# G. Applications and Examples to Theorem 13.

Theorem 13 is very powerful as the following examples show:

1) Let k be a field and consider the field E = k (x ) of all

rational functions of the variable x. If we map each of the functions

f (x ) of E onto f(-) we obviously obtain an automorphism of E. Let us x

If o and j are two automorphisms of E, then the mapping <r( r( x)) written briefly or is an automorphism, as the reader may readily verify.

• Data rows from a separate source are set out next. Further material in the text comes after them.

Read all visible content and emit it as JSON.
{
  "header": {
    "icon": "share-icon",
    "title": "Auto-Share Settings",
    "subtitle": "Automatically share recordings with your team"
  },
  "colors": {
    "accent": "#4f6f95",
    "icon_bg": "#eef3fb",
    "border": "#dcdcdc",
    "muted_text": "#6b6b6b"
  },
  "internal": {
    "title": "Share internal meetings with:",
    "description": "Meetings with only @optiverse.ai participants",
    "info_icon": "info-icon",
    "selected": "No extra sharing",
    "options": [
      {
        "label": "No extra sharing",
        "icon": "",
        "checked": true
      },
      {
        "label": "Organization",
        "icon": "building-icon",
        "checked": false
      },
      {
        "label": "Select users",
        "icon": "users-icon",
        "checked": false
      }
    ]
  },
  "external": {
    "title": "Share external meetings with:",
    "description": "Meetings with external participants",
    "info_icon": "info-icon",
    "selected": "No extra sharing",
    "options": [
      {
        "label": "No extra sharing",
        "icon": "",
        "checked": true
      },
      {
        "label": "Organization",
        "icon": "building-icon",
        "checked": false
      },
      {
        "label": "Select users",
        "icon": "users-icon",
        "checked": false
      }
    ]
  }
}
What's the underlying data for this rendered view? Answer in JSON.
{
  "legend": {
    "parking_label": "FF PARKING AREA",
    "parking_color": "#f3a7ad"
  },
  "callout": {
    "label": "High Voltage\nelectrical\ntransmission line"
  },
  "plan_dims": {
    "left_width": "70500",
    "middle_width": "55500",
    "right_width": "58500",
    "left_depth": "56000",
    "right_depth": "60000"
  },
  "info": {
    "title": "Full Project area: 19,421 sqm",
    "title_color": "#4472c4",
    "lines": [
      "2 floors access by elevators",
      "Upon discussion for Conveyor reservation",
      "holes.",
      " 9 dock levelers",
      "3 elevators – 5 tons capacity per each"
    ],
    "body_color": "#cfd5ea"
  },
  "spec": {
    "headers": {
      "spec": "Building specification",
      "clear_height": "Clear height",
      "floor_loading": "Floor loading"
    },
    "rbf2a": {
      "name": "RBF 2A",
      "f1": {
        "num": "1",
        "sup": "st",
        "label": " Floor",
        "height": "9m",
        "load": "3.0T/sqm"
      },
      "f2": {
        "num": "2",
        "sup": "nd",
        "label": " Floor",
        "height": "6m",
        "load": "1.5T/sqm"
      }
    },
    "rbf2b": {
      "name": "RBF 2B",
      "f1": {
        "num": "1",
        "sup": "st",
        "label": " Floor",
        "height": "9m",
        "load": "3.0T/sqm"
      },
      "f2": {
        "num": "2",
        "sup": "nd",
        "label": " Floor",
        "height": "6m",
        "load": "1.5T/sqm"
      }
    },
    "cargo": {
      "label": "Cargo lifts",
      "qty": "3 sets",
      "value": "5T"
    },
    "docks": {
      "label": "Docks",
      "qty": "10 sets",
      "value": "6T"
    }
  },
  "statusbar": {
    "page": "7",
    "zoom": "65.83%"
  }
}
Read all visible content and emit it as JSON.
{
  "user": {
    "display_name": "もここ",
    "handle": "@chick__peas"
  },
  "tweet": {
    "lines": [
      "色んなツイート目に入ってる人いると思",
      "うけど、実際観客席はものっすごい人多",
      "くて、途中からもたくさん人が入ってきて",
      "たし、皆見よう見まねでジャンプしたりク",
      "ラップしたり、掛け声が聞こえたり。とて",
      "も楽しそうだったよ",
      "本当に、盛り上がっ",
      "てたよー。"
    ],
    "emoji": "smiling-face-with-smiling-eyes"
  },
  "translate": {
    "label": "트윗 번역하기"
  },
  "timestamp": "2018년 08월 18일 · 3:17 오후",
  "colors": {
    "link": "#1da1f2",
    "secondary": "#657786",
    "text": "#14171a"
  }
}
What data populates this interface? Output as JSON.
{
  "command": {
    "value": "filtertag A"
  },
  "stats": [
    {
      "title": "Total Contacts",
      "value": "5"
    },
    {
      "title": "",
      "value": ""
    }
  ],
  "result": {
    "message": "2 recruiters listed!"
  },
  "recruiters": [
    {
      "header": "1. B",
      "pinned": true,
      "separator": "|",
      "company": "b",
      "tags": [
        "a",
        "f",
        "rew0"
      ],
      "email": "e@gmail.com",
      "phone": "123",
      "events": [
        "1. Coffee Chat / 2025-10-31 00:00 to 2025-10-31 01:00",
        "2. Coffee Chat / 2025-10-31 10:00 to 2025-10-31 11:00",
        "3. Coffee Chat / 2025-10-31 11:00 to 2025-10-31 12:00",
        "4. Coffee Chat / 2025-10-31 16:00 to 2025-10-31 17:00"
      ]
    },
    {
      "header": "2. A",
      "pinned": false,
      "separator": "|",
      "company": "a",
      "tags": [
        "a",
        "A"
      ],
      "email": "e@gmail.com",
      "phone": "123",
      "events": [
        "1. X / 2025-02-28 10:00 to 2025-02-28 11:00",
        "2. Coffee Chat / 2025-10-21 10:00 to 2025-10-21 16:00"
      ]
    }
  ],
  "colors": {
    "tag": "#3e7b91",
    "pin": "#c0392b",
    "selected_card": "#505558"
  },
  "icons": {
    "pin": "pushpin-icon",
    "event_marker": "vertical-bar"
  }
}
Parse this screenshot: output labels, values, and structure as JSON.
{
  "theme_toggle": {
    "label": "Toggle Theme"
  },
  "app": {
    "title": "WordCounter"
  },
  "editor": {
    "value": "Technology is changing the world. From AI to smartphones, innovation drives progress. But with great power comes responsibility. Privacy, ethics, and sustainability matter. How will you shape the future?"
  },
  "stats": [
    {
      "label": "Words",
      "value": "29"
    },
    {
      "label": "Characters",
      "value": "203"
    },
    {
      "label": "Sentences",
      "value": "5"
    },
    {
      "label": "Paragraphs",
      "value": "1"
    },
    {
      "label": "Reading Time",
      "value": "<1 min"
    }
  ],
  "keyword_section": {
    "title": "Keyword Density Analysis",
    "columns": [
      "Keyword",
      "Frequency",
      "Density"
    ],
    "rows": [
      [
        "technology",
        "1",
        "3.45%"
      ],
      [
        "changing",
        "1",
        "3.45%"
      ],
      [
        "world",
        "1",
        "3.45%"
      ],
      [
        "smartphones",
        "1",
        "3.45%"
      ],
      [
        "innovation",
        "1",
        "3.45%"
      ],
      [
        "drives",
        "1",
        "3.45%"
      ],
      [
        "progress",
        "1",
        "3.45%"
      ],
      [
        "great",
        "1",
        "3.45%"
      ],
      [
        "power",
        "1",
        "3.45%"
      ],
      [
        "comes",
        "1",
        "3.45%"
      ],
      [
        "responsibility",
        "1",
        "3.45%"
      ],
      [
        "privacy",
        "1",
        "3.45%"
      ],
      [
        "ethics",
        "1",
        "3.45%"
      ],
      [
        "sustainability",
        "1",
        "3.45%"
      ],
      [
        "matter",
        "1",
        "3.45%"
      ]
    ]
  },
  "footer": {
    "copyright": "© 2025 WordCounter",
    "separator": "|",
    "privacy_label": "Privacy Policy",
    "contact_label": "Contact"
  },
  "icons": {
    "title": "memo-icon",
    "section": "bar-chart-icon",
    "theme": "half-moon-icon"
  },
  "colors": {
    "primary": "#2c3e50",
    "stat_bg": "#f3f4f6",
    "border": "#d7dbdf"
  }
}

We shall call gt the product of <7 and r. If a is an automorphism consider the following six automorphisms where f (x 1 is macoed onto and call F the

We contend: F = S and (E/F ) = 6.

Indeed, from Theorem 13 we obtain (E/F) > 6. Since S C F it suffices to prove (E7 S) < 6. Now E = S(x). It is thus sufficient to find some 6-th degree equation with coefficients in S satisfied by x. The following one is obviously satisfied;

The reader will find the study of these fields a profitable exercise. At a later occasion he will be able to derive all intermediate fields.

2) Let k be a field and E = k(x lr x2,. .. ,xn) the field of all rational functions of n variables x , x , . . . , x^. If (^ , v2, . . . , v^ ) is a permutation of (1, 2,. . . , n) we replace in each function f (x ^ x 3> - • • , Xn)

of E the variable x. by x„ , x „ by X .. ,. ,x by x„ The mapping of E

vx i J v2 n i/n

fixed point field. F consists of all rational functions satisfying

It suffices to check the first two equalities, the others being consequences. The function belongs to F as is readily seen. Hence, the field S = k (1) of all rational functions of 1 will belong to F.

Onto itself obtained in this way is obviously an automorphism and we may construct n ! automorphisms in this fashion (including the identity). Let F be the fixed point field, that is, the set of all so-called "symmetric functions." Theorem 13 shows that (E/F) >.n ! . Let us introduce the polynomial:

where

and more generally ai is ( - 1) times the sum of all products of 1 differ- erent variables of the set x,, x„, . . . , x . The functions a„ a„. . . . , a

1 2 n " 2' ' n

We construct to this effect the following tower of fields:

by the definition

are called the elementary symmetric functions and the field S = k ( aj, a2,. . . , a ) of all rational functions of a,, a2, . . . , is obviously a part of F. Should we suceed in proving ( S ) < n ! we would have shown S = F and (E/F) = n ! .

It would be sufficient to prove ( Si l/S, ) < i or that the generator x. for S. j out of Sj satisfies an equation of degree i with coefficients in Sj.

Such an equation is easily constructed. Put and Ffl(t) = f(t). Performing the division we see that F{ (t ) is a polynomial in t of degree i whose highest coefficient is 1 and whose coefficients are polynomials in the variables

aj, a2,. .. , a,, and x1+1, xi+2 , . . . , xn. Only integers enter as coefficients in these expressions. Now Xj is obviously a root of F, (t ) = 0.

Now let g(x1,x2J.,.,xn)bea polynomial in Xj,x2,... , xn. Since Fj ( Xj ) = 0 is of first degree in Xj , we can express Xj as a polynomial of the a. and of X2, x3< . . . , Xn . We introduce this expression B(x!» x2> • • • » xn)- ^nce F2 (x2 ) = ® we can exPress x2 or higher

powers as polynomials in x3,. . . , xn and the Sj. Since F3 ( x3) = 0 we can express x| and higher powers as polynomials of x4, x5,. • • , xn and the ar Introducing these expressions in g( x1? x2,. . . , xn) we see that we can express it as a polynomial in the x^ and the a^ such that the degree in Xj is below i. So g( x1? x2, . . . , xn) is a linear combination of the following n ! terms:

The coefficients of these terms are polynomials in the a; . Since the expressions (6) are linearly independent in S (this is our previous result), the expression is unique.

This is a generalization of the theorem of symmetric functions in its usual form. The latter says that a symmetric polynomial can be written, as a polynomial in ap a„ . . . , a„. Indeed, if g(xj, . . . , xn) is symmetric we have already an expression as linear combination of the terms (6) where only the term 1 corresponding to y = v2 = . . . = fn = 0 has a coefficient ^ 0 in S, namely, g( Xj, . . . , xn), So g( xp x2,. . . , xn) is a polynomial in a„ a2, . . . , a,.

Hut our theorem gives an expression of any polynomial, symmetric

or not.